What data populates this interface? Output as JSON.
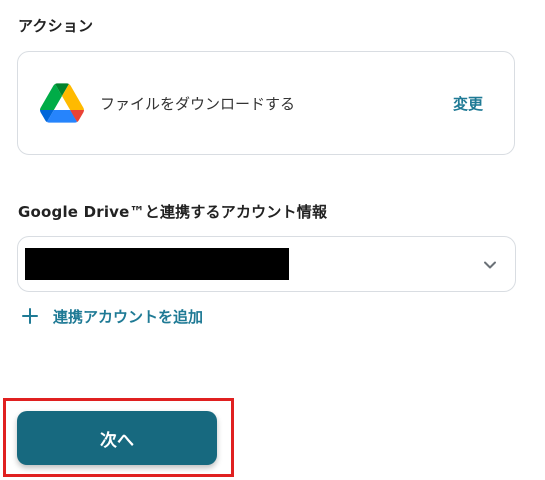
{
  "action_section": {
    "label": "アクション",
    "action_text": "ファイルをダウンロードする",
    "change_label": "変更",
    "app_icon": "google-drive-icon"
  },
  "account_section": {
    "label": "Google Drive™と連携するアカウント情報",
    "chevron_icon": "chevron-down-icon",
    "add_account_label": "連携アカウントを追加",
    "add_icon": "plus-icon"
  },
  "footer": {
    "next_label": "次へ"
  },
  "colors": {
    "accent": "#17697f",
    "link": "#1f7a95",
    "highlight": "#e02020"
  }
}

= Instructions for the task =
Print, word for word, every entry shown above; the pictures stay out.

= Result of the task =
What data populates this interface? Output as JSON.
{
  "action_section": {
    "label": "アクション",
    "action_text": "ファイルをダウンロードする",
    "change_label": "変更",
    "app_icon": "google-drive-icon"
  },
  "account_section": {
    "label": "Google Drive™と連携するアカウント情報",
    "chevron_icon": "chevron-down-icon",
    "add_account_label": "連携アカウントを追加",
    "add_icon": "plus-icon"
  },
  "footer": {
    "next_label": "次へ"
  },
  "colors": {
    "accent": "#17697f",
    "link": "#1f7a95",
    "highlight": "#e02020"
  }
}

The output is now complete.